Task description:
Filter the records, keeping every line that has the string "settings".

Input for this task:

+---+

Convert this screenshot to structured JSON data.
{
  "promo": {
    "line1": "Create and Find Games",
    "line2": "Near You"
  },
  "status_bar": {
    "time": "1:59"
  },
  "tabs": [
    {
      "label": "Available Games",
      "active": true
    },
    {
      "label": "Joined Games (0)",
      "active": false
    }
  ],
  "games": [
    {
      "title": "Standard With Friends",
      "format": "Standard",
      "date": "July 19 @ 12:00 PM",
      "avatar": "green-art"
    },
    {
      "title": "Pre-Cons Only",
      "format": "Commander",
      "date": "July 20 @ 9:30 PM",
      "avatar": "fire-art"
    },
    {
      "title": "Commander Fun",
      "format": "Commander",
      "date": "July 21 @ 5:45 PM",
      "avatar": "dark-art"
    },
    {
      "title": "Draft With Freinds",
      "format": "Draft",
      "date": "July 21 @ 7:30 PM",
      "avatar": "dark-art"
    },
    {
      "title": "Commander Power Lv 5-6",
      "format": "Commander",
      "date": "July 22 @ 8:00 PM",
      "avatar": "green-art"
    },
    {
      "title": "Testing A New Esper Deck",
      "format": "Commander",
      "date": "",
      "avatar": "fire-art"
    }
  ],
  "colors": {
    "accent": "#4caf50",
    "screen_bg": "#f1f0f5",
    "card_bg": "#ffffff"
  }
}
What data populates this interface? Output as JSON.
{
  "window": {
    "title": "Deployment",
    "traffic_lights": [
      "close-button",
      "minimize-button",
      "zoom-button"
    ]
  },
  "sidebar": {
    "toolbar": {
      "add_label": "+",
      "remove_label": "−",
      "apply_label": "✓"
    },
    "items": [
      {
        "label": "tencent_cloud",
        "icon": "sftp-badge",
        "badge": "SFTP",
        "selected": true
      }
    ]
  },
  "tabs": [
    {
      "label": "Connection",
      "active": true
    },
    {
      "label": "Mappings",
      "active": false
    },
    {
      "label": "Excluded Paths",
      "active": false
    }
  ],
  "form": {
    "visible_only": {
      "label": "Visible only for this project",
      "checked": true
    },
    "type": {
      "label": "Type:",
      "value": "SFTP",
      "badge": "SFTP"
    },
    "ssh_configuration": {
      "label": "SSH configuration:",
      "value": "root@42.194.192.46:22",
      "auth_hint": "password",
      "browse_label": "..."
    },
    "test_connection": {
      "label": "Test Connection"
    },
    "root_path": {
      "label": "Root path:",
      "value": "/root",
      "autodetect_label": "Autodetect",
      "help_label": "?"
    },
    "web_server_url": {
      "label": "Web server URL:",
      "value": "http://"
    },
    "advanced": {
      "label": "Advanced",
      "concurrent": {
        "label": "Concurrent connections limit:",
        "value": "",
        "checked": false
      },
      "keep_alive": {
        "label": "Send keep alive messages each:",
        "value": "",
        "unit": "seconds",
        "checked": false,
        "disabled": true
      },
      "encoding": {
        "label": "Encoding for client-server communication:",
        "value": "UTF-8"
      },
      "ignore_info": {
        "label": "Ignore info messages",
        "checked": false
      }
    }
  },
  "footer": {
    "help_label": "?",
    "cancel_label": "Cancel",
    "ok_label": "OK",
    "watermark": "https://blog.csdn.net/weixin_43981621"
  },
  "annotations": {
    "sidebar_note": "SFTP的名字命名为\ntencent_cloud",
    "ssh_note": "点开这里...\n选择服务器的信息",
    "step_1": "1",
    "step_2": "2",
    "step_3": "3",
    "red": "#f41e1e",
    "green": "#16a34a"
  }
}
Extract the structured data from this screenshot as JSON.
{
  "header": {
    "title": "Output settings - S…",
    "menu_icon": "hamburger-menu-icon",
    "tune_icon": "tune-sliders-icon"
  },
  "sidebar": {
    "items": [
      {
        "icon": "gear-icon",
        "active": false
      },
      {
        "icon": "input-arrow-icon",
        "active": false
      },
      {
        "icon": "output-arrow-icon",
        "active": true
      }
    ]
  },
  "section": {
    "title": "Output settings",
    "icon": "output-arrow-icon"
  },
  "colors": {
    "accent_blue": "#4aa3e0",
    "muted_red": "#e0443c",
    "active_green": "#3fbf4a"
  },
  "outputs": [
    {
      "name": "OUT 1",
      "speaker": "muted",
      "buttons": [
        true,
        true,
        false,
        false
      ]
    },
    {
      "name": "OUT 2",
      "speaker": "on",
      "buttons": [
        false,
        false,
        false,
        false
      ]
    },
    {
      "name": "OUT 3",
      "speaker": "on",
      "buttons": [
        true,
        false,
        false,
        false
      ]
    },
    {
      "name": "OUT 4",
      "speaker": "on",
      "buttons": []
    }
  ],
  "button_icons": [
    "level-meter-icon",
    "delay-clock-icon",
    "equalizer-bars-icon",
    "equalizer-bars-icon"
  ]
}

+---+

Exercise output:
    "title": "Output settings - S…",
    "title": "Output settings",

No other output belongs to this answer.